Nakoso beach on July 16, the day it re-opened. (Screen grab from the video below. )
Before the Fukushima catastrophe, the area’s 17 beaches were very popular with tourists, in particular surfers. Now, a year after the nuclear disaster, the authorities have decided to re-open one of these beaches to the public. Our Observer, who serves as a volunteer cleaning up Fukushima’s beaches, says the next challenge is to convince vacationers to come back.
The newly re-opened beach
is located in the town of Ikawi, 65 kilometres south of the Fukushima Daiichi nuclear plant, which was badly damaged by an earthquake in March 2011. The authorities have declared that the water in this area is now safe, as it contains less than one Becquerel of radioactive matter per litre. This convinced over a thousand people to get in the water on the beach’s re-opening day, July 16. And for those who still need a bit more reassuring, the beach’s radioactivity levels are measured twice daily.
Nakoso beach seen from above.
A study carried out by France’s Radioprotection and Nuclear Safety Institute in March 2012 also concludes that radiation levels have drastically fallen over the past year, yet warns that it still poses some risks.

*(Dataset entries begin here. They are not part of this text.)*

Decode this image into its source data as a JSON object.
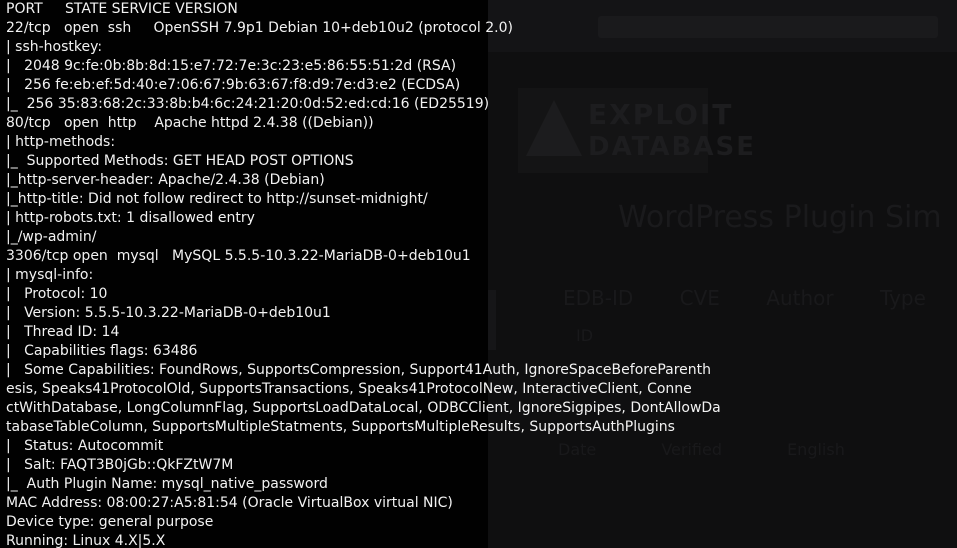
{
  "terminal": {
    "lines": [
      "PORT     STATE SERVICE VERSION",
      "22/tcp   open  ssh     OpenSSH 7.9p1 Debian 10+deb10u2 (protocol 2.0)",
      "| ssh-hostkey:",
      "|   2048 9c:fe:0b:8b:8d:15:e7:72:7e:3c:23:e5:86:55:51:2d (RSA)",
      "|   256 fe:eb:ef:5d:40:e7:06:67:9b:63:67:f8:d9:7e:d3:e2 (ECDSA)",
      "|_  256 35:83:68:2c:33:8b:b4:6c:24:21:20:0d:52:ed:cd:16 (ED25519)",
      "80/tcp   open  http    Apache httpd 2.4.38 ((Debian))",
      "| http-methods:",
      "|_  Supported Methods: GET HEAD POST OPTIONS",
      "|_http-server-header: Apache/2.4.38 (Debian)",
      "|_http-title: Did not follow redirect to http://sunset-midnight/",
      "| http-robots.txt: 1 disallowed entry",
      "|_/wp-admin/",
      "3306/tcp open  mysql   MySQL 5.5.5-10.3.22-MariaDB-0+deb10u1",
      "| mysql-info:",
      "|   Protocol: 10",
      "|   Version: 5.5.5-10.3.22-MariaDB-0+deb10u1",
      "|   Thread ID: 14",
      "|   Capabilities flags: 63486",
      "|   Some Capabilities: FoundRows, SupportsCompression, Support41Auth, IgnoreSpaceBeforeParenth",
      "esis, Speaks41ProtocolOld, SupportsTransactions, Speaks41ProtocolNew, InteractiveClient, Conne",
      "ctWithDatabase, LongColumnFlag, SupportsLoadDataLocal, ODBCClient, IgnoreSigpipes, DontAllowDa",
      "tabaseTableColumn, SupportsMultipleStatments, SupportsMultipleResults, SupportsAuthPlugins",
      "|   Status: Autocommit",
      "|   Salt: FAQT3B0jGb::QkFZtW7M",
      "|_  Auth Plugin Name: mysql_native_password",
      "MAC Address: 08:00:27:A5:81:54 (Oracle VirtualBox virtual NIC)",
      "Device type: general purpose",
      "Running: Linux 4.X|5.X"
    ]
  },
  "background_window": {
    "logo_line1": "EXPLOIT",
    "logo_line2": "DATABASE",
    "heading": "WordPress Plugin Sim",
    "columns": "EDB-ID CVE Author Type",
    "id_value": "ID",
    "row_text": "Date Verified English"
  },
  "colors": {
    "background": "#010101",
    "text": "#f2f2f2"
  }
}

The study explains that nuclear radiation, even at low doses, can become dangerous if it builds up over time; for example, the radiation could contaminate certain foods including fruits, milk, mushrooms, wild game, and fish.
The Fukushima disaster, which was set off by an earthquake that registered 9 on the Richter scale, was the world’s worst nuclear accident since Chernobyl in 1986. The damaged nuclear plant let out large amounts of radioactive particles into the region’s air, water and soil, forcing tens of thousands of people living within a 20-kilometre radius to evacuate.